Fish and Game estimates there were 75 -100 wolves in the Lolo zone at the start of the 2013 hunting season with additional animals crossing back and forth between Idaho and Montana and from other Idaho elk zones.  Fish and Game’s goal is to reduce that Lolo zone wolf population by 70 percent.

The Lolo elk population has declined drastically from 16,000 elk in 1989 to roughly 2,100 elk in 2010, when Fish and Game last surveyed the zone.
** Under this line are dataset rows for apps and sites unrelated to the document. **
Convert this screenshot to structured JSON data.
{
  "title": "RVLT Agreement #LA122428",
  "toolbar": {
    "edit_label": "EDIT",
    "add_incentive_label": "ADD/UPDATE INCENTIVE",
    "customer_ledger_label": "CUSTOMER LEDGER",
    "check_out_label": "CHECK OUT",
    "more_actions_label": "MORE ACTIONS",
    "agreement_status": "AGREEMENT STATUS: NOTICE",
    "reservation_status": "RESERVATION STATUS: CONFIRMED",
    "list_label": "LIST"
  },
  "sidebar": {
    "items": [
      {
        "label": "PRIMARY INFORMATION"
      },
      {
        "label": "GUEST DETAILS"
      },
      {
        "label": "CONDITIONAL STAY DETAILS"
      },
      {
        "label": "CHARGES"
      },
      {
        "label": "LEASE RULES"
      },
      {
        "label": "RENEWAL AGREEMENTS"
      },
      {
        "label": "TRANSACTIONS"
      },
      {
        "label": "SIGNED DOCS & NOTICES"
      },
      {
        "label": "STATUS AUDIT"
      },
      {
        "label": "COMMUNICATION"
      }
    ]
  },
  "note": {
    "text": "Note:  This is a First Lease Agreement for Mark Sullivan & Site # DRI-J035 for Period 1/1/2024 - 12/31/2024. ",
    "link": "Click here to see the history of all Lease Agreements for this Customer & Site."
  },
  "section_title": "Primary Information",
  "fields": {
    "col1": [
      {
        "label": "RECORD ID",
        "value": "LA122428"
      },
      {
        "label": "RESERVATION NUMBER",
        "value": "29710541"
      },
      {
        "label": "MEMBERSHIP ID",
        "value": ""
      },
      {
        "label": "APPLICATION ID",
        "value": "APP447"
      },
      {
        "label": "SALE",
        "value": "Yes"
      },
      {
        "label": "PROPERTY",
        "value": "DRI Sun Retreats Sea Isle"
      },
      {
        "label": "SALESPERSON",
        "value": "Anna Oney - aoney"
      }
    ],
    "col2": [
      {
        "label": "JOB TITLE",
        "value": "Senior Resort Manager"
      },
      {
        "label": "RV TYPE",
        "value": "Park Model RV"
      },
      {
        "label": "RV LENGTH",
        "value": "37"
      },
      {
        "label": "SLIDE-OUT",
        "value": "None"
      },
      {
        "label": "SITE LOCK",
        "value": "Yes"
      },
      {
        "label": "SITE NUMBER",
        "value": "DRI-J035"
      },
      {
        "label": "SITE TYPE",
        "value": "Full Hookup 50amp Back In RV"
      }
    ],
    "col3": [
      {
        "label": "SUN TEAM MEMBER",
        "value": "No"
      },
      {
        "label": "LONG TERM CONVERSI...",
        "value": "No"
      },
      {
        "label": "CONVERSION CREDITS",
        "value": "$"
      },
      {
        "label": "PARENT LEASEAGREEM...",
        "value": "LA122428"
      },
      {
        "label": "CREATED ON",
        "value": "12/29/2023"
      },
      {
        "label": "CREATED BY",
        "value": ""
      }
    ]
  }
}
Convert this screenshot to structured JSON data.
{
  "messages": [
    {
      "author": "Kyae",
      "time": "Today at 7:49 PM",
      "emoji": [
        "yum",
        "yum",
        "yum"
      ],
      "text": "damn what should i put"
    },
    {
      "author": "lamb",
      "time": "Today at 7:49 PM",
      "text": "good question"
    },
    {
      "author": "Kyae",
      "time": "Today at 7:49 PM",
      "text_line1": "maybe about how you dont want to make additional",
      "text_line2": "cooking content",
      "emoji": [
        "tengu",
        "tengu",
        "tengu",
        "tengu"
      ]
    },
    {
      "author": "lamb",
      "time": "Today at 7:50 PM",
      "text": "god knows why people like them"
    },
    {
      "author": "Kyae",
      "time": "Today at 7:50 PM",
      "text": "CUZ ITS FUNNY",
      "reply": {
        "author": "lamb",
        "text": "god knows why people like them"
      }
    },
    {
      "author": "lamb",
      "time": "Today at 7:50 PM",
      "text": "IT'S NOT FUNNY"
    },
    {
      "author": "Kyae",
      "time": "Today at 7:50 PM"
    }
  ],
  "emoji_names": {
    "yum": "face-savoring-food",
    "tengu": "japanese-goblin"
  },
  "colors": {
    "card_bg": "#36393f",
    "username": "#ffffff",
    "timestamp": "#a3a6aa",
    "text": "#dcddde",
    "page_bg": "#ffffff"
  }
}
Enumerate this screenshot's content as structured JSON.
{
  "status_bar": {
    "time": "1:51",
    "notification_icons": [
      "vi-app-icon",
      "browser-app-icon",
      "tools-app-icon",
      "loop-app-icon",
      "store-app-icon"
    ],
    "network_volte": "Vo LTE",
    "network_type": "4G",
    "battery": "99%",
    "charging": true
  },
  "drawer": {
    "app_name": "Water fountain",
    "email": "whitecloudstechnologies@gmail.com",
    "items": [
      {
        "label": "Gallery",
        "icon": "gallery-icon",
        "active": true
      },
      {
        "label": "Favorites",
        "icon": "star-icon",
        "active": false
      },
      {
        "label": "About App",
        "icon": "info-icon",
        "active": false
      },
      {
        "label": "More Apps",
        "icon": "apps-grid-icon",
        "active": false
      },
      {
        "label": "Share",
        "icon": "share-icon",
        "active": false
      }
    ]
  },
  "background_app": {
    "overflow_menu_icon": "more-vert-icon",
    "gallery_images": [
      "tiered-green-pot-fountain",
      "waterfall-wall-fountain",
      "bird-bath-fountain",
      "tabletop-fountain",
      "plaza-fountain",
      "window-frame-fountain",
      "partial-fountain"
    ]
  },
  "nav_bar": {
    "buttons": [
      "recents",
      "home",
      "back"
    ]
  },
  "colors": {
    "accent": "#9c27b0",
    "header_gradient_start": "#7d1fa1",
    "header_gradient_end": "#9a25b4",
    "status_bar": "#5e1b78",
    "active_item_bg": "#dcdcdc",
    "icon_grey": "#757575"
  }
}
Restoring the Lolo elk population will require liberal bear, mountain lion, and wolf harvest through hunting and trapping (in the case of wolves), and control actions in addition to improving elk habitat.  The short-term goals in Fish and Game’s 2014 Elk Plan are to stabilize the elk population and begin to help it grow.

Helicopter crews are now capturing and placing radio collars on elk, moose, and wolves in the Lolo zone in order to continue monitoring to see whether prey populations increase in response to regulated wolf hunting, trapping and control actions.

Idaho kills 23 wolves from helicopter this month in Lolo Zone

PREDATORS — Idaho Fish and Game, in cooperation with the USDA Wildlife Services, killed 23 gray wolves from a helicopter near the Idaho-Montana border during February in an effort to relieve predation on the struggling elk herds in the remote Lolo Zone.

The agency said in a just-issued media release that the wolf-control effort has been completed.

“The action is consistent with Idaho’s predation management plan for the Lolo elk zone, where predation is the major reason elk population numbers are considerably below management objectives,” the agency said in the release.

In addition to the animals killed in this control action, 17 wolves have been taken by hunters and trappers in the Lolo zone during the 2013-14 season – 7 by hunting and 10 by trapping, officials said. 

The trapping season ends March 31, the hunting season ends June 30.

Fish and Game estimates there were 75 -100 wolves in the Lolo zone at the start of the 2013 hunting season with additional animals crossing back and forth between Idaho and Montana and from other Idaho elk zones.  Officials said their goal is to reduce that Lolo zone wolf population by 70 percent.

The Lolo elk population has declined from 16,000 elk in 1989 to roughly 2,100 elk in 2010, when Fish and Game last surveyed the zone.

The Lolo predation management plan is posted on the Fish and Game website.

This is the sixth agency control action taken in Lolo zone during the last four years.  A total of 25 wolves were taken in the previous five actions.

Fish and Game officials say they authorize control actions where wolves are causing conflicts with people or domestic animals, or are a significant factor in prey population declines.  Such control actions are consistent with Idaho’s 2002 Wolf Conservation and Management Plan approved by the U.S. Fish and Wildlife Service and the Idaho Legislature, they say.

More from IFG:

Fish and Game prefers to manage wolf populations using hunters and trappers and only authorizes control actions where harvest has been insufficient to meet management goals.  The Lolo zone is steep, rugged country that is difficult to access, especially in winter.

 Restoring the Lolo elk population will require liberal bear, mountain lion, and wolf harvest through hunting and trapping (in the case of wolves), and control actions in addition to improving elk habitat.  The short-term goals in Fish and Game’s 2014 Elk Plan are to stabilize the elk population and begin to help it grow.

Helicopter crews are now capturing and placing radio collars on elk, moose, and wolves in the Lolo zone in order to continue monitoring to see whether prey populations increase in response to regulated wolf hunting, trapping and control actions.